“The repossession numbers from auto-title loans are simply incredible,” stated Tim Morstad, AARP Texas associate state director for advocacy. “It’s about 95 vehicles throughout the state every day. It blows the mind.”

Last year, the legislature needed short-term loan providers to offer better information regarding loan charges also to register storefront operations. But consumer advocates, including AARP Texas, had been frustrated so it would not pass tougher restrictions. That led Dallas, Austin, El Paso and San Antonio to look at their very own payday ordinances.

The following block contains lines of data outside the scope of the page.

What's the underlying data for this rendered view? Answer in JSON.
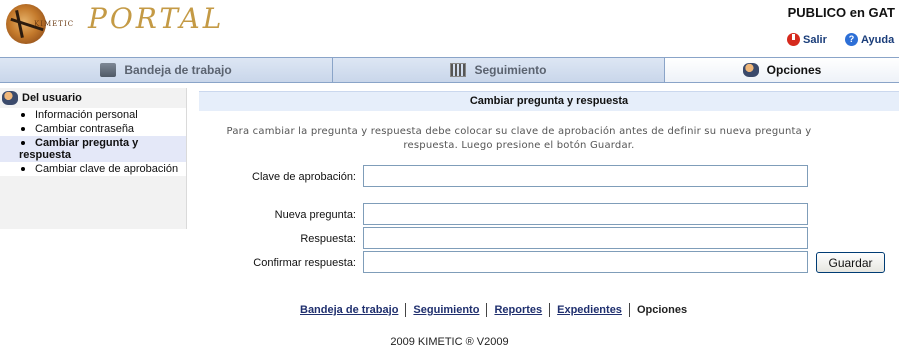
{
  "header": {
    "logo_brand": "KIMETIC",
    "logo_title": "PORTAL",
    "user_area": "PUBLICO en GAT",
    "salir_label": "Salir",
    "ayuda_label": "Ayuda",
    "ayuda_icon": "?"
  },
  "tabs": [
    {
      "label": "Bandeja de trabajo",
      "icon": "inbox-icon"
    },
    {
      "label": "Seguimiento",
      "icon": "tracking-icon"
    },
    {
      "label": "Opciones",
      "icon": "options-icon",
      "active": true
    }
  ],
  "sidebar": {
    "heading": "Del usuario",
    "items": [
      {
        "label": "Información personal"
      },
      {
        "label": "Cambiar contraseña"
      },
      {
        "label": "Cambiar pregunta y respuesta",
        "active": true
      },
      {
        "label": "Cambiar clave de aprobación"
      }
    ]
  },
  "main": {
    "title": "Cambiar pregunta y respuesta",
    "instructions": "Para cambiar la pregunta y respuesta debe colocar su clave de aprobación antes de definir su nueva pregunta y respuesta. Luego presione el botón Guardar.",
    "fields": {
      "clave": {
        "label": "Clave de aprobación:",
        "value": ""
      },
      "pregunta": {
        "label": "Nueva pregunta:",
        "value": ""
      },
      "respuesta": {
        "label": "Respuesta:",
        "value": ""
      },
      "confirmar": {
        "label": "Confirmar respuesta:",
        "value": ""
      }
    },
    "save_label": "Guardar"
  },
  "footer": {
    "links": [
      "Bandeja de trabajo",
      "Seguimiento",
      "Reportes",
      "Expedientes"
    ],
    "current": "Opciones",
    "copyright": "2009 KIMETIC ®  V2009"
  },
  "colors": {
    "accent": "#1f2f6e",
    "panel_title_bg": "#e6eefa",
    "logo_gold": "#c49a45"
  }
}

Some other Texas towns and cities are waiting to see just what their state performs this 12 months before considering their ordinances that are own.

Statewide legislation sought

Texans “are being taken advantageous asset of by predators asking 400, 500, 600 % interest, which is incorrect,” said Dallas City Councilmember Jerry R. Allen, a frontrunner in getting Dallas to impose strong loan provider ordinances last year.

He wishes the legislature to check out Dallas’ lead this 12 months. “We are searching for a groundswell of general public viewpoint saying, ‘This is incorrect!’ ”

The Dallas ordinances imposed tough zoning limitations and gave borrowers an “exit strategy” from the endless rollover of that loan; each payment must certanly be put on at the least 25 % of this principal. The ordinances additionally restricted the total amount a loan provider can provide to 20 % of the borrower’s gross income that is monthly.

“The issue (with town ordinances) will there be are plenty of places between right right right here and San Antonio where you could obtain a 400 per cent loan,” stated Austin City Councilmember Bill Spelman, a teacher during the Lyndon B. Johnson class of Public Affairs at the University of Texas at Austin. “The state legislature should pass the balance they nearly passed final time.”

Passing legislation shall maybe not come effortlessly. Texans for Public Justice, a watchdog group, stated that short-term loan providers paid 184 lobbyists as much as $8.4 million to defeat payday legislation two years back.

Spelman predicts they’ll perform some exact exact same this season. “The profit margins in e-commerce are insane,” he said.

Dallas’ Allen stated the lenders will attempt to obtain the legislature to enact poor legislation this session, then assert it preempts more powerful town ordinances.

“You will not preempt our regulations without one heck of a appropriate fight,” Allen promised. “We have actually our dukes up. I’m severe. Our individuals are being taken advantage of, and then we not any longer will tolerate it.” Louis B. Parks is just a freelance journalist situated in Wimberley, Texas.